FOR IMMEDIATE RELEASE
February 10, 2021
Richmond, Va. (February 10, 2021) – On February 9, this year’s global Safer Internet Day, Google announced ChildFund International in Kenya as one of eight organizations to be awarded grants of up to $100,000 to support projects that promote digital literacy and online safety of children, young people and families.
In Kenya, sexual exploitation and abuse of children has worsened with the rapid expansion of information and communication technologies and the internet. ChildFund’s Tuchanuke (meaning “Let’s Wise Up”) Online Child Protection project will apply an ecosystem approach to prevent, address and respond to the online sexual exploitation and abuse of children (OSEAC) in several primarily urban sub-counties in Kenya.
Internet use among young people has burgeoned in recent years, especially in the global COVID-19 pandemic. Because the threat of OSEAC remains relatively unknown among children and caregivers, measures for protection are also unknown. Meanwhile, with the many online channels available to potential abusers for accessing children, it is often difficult for police and other officials to track illegal behaviors. This is especially apparent in low-income areas in Nairobi, considered the hub of online sexual exploitation of children in Kenya, and Kiambu County, which often serves as a supplier of trafficked children.

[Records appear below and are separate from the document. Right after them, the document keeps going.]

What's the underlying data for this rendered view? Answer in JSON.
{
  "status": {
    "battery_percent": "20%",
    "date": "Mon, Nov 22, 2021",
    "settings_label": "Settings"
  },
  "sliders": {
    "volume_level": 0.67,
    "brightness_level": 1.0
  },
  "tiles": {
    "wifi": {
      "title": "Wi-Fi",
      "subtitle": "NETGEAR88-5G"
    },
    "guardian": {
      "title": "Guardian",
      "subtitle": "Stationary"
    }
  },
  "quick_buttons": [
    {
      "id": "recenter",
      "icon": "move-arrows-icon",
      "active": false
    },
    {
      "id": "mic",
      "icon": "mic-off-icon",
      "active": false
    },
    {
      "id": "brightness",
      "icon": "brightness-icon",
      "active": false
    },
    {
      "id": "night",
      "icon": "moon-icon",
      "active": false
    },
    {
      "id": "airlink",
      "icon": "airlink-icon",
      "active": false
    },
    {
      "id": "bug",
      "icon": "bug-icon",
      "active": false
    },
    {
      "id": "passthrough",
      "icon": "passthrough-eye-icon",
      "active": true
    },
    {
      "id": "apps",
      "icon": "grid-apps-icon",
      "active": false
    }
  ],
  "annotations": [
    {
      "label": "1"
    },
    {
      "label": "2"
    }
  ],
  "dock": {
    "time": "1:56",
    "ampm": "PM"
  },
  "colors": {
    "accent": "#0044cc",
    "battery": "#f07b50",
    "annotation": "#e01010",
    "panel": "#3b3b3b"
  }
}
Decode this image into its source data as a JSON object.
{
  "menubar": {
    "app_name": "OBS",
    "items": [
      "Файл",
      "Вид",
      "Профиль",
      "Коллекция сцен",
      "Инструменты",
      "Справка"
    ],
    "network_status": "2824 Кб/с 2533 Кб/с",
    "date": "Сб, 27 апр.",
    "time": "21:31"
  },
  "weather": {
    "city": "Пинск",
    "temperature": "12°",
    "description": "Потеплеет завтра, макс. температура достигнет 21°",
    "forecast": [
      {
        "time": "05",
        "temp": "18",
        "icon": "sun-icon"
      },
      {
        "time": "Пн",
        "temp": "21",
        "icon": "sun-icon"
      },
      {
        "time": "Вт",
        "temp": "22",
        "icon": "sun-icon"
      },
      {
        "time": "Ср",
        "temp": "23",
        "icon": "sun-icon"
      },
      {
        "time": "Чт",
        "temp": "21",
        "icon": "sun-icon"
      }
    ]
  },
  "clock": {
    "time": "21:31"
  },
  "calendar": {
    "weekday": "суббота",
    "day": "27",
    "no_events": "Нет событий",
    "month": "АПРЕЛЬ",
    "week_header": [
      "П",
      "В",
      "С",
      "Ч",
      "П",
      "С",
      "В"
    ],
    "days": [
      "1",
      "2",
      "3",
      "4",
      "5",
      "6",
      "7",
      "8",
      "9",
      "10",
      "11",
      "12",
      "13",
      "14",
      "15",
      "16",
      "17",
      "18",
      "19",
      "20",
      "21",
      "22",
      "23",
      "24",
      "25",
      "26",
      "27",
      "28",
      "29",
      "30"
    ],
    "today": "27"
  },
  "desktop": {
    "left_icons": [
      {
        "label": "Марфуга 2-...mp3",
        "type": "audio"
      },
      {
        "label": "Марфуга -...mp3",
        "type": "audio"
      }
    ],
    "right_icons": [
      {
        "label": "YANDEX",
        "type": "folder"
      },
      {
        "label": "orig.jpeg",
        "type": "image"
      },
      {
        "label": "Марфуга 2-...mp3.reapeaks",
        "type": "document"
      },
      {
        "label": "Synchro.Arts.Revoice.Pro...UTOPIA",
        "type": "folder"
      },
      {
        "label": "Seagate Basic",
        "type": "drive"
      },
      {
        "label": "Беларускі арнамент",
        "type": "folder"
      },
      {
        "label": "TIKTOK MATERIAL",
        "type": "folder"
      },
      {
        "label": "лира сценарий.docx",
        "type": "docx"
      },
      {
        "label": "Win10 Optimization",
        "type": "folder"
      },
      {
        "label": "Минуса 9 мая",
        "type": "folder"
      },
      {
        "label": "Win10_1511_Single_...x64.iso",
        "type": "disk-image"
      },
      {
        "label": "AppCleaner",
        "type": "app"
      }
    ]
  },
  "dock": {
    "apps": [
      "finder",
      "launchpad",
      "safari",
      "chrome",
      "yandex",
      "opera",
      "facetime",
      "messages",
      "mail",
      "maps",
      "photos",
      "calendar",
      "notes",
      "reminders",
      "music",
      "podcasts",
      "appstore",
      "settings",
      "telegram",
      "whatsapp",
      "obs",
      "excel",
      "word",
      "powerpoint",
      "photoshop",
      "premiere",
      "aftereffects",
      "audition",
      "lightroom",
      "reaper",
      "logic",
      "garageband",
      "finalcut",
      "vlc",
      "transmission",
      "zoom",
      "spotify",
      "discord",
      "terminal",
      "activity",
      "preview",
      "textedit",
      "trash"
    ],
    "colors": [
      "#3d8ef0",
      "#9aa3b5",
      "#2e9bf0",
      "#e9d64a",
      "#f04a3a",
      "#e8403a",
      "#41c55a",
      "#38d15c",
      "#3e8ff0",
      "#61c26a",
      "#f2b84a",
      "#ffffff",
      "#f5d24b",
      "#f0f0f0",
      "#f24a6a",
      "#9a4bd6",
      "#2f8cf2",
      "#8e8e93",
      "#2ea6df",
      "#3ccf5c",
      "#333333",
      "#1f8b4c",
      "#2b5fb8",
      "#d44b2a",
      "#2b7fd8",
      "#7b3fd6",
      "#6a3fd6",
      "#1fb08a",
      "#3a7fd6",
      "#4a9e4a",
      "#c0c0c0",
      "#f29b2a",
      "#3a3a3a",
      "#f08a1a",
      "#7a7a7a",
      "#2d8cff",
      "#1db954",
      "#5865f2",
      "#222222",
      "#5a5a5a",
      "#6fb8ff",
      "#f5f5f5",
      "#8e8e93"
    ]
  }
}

The Tuchanuke project will involve nationwide research on the scope of OSEAC; community-, school- and media-based training; and policy development to prevent online sex trafficking. Key participants will include 1,200 young people ages 15 to 24, who are at most risk but also have the greatest potential to become online safety champions; 6,000 parents and caregivers who, with increased awareness of child protection risks to youth, are positioned to keep children and youth safe from online harm; and 30 government officials from targeted sub-counties, to develop and strengthen strategies and policies to reduce online sexual exploitation.
“When we mobilize and sensitize caregivers and community groups, including youth, to prevent and respond to online sexual exploitation,” says Chege Ngugi, ChildFund’s country director for Kenya, “when we build awareness about positive online engagement, when we promote dialogue between government and internet service providers, and when we all collaborate toward strong strategies, policies and plans to address this issue – only then – children will be much, much safer.”
Founded in 1938, ChildFund works throughout Asia, Africa and the Americas — including the United States — to connect children with what they need to grow up healthy, educated, skilled and safe, no matter where they are. Last year, we reached 13.6 million children and family members in 24 countries. About 200,000 Americans support our work by sponsoring individual children or investing in ChildFund programs. Find out more at www.ChildFund.org.